## Task item
Once the records below have been read, copy them all out exactly.

Website and app data records:

================

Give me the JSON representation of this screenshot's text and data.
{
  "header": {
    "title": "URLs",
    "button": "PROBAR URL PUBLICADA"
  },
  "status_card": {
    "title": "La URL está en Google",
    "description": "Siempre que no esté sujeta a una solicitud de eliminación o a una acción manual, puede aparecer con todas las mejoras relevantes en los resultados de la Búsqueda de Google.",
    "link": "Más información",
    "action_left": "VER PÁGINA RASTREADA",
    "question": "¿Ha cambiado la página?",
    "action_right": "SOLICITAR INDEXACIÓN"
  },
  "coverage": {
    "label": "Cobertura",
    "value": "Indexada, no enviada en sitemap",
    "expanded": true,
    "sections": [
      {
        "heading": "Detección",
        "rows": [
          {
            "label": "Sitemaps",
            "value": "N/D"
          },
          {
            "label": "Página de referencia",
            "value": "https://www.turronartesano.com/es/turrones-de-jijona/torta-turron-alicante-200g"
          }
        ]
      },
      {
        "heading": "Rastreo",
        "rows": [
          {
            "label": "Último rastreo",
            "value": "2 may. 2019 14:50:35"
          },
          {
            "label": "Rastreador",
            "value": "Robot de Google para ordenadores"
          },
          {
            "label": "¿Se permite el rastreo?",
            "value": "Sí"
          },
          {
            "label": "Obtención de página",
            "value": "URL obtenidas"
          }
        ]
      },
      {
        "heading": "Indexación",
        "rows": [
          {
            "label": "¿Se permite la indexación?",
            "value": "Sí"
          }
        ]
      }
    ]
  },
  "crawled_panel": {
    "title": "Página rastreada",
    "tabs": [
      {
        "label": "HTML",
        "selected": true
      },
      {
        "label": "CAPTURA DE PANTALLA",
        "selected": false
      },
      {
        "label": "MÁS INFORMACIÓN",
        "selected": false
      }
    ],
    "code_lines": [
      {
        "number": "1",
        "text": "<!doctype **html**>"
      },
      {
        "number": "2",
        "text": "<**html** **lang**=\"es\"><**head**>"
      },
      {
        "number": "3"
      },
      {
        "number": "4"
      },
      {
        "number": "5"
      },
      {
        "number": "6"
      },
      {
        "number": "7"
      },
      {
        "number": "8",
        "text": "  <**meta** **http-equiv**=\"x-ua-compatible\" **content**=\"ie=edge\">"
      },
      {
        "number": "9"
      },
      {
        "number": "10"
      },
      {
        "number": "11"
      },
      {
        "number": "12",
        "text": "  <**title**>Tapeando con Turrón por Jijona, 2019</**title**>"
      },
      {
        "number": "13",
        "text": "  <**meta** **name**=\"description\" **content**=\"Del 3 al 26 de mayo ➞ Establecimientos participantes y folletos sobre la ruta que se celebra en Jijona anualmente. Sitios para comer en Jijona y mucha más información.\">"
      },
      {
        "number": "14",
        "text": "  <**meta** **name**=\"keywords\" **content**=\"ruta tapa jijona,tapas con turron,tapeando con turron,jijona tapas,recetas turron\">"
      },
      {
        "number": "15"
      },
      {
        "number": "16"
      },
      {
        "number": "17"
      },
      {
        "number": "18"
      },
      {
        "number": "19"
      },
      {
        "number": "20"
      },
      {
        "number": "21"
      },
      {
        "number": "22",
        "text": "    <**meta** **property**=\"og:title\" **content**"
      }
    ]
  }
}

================

## Exercise response
Give me the JSON representation of this screenshot's text and data.
{
  "header": {
    "title": "URLs",
    "button": "PROBAR URL PUBLICADA"
  },
  "status_card": {
    "title": "La URL está en Google",
    "description": "Siempre que no esté sujeta a una solicitud de eliminación o a una acción manual, puede aparecer con todas las mejoras relevantes en los resultados de la Búsqueda de Google.",
    "link": "Más información",
    "action_left": "VER PÁGINA RASTREADA",
    "question": "¿Ha cambiado la página?",
    "action_right": "SOLICITAR INDEXACIÓN"
  },
  "coverage": {
    "label": "Cobertura",
    "value": "Indexada, no enviada en sitemap",
    "expanded": true,
    "sections": [
      {
        "heading": "Detección",
        "rows": [
          {
            "label": "Sitemaps",
            "value": "N/D"
          },
          {
            "label": "Página de referencia",
            "value": "https://www.turronartesano.com/es/turrones-de-jijona/torta-turron-alicante-200g"
          }
        ]
      },
      {
        "heading": "Rastreo",
        "rows": [
          {
            "label": "Último rastreo",
            "value": "2 may. 2019 14:50:35"
          },
          {
            "label": "Rastreador",
            "value": "Robot de Google para ordenadores"
          },
          {
            "label": "¿Se permite el rastreo?",
            "value": "Sí"
          },
          {
            "label": "Obtención de página",
            "value": "URL obtenidas"
          }
        ]
      },
      {
        "heading": "Indexación",
        "rows": [
          {
            "label": "¿Se permite la indexación?",
            "value": "Sí"
          }
        ]
      }
    ]
  },
  "crawled_panel": {
    "title": "Página rastreada",
    "tabs": [
      {
        "label": "HTML",
        "selected": true
      },
      {
        "label": "CAPTURA DE PANTALLA",
        "selected": false
      },
      {
        "label": "MÁS INFORMACIÓN",
        "selected": false
      }
    ],
    "code_lines": [
      {
        "number": "1",
        "text": "<!doctype **html**>"
      },
      {
        "number": "2",
        "text": "<**html** **lang**=\"es\"><**head**>"
      },
      {
        "number": "3"
      },
      {
        "number": "4"
      },
      {
        "number": "5"
      },
      {
        "number": "6"
      },
      {
        "number": "7"
      },
      {
        "number": "8",
        "text": "  <**meta** **http-equiv**=\"x-ua-compatible\" **content**=\"ie=edge\">"
      },
      {
        "number": "9"
      },
      {
        "number": "10"
      },
      {
        "number": "11"
      },
      {
        "number": "12",
        "text": "  <**title**>Tapeando con Turrón por Jijona, 2019</**title**>"
      },
      {
        "number": "13",
        "text": "  <**meta** **name**=\"description\" **content**=\"Del 3 al 26 de mayo ➞ Establecimientos participantes y folletos sobre la ruta que se celebra en Jijona anualmente. Sitios para comer en Jijona y mucha más información.\">"
      },
      {
        "number": "14",
        "text": "  <**meta** **name**=\"keywords\" **content**=\"ruta tapa jijona,tapas con turron,tapeando con turron,jijona tapas,recetas turron\">"
      },
      {
        "number": "15"
      },
      {
        "number": "16"
      },
      {
        "number": "17"
      },
      {
        "number": "18"
      },
      {
        "number": "19"
      },
      {
        "number": "20"
      },
      {
        "number": "21"
      },
      {
        "number": "22",
        "text": "    <**meta** **property**=\"og:title\" **content**"
      }
    ]
  }
}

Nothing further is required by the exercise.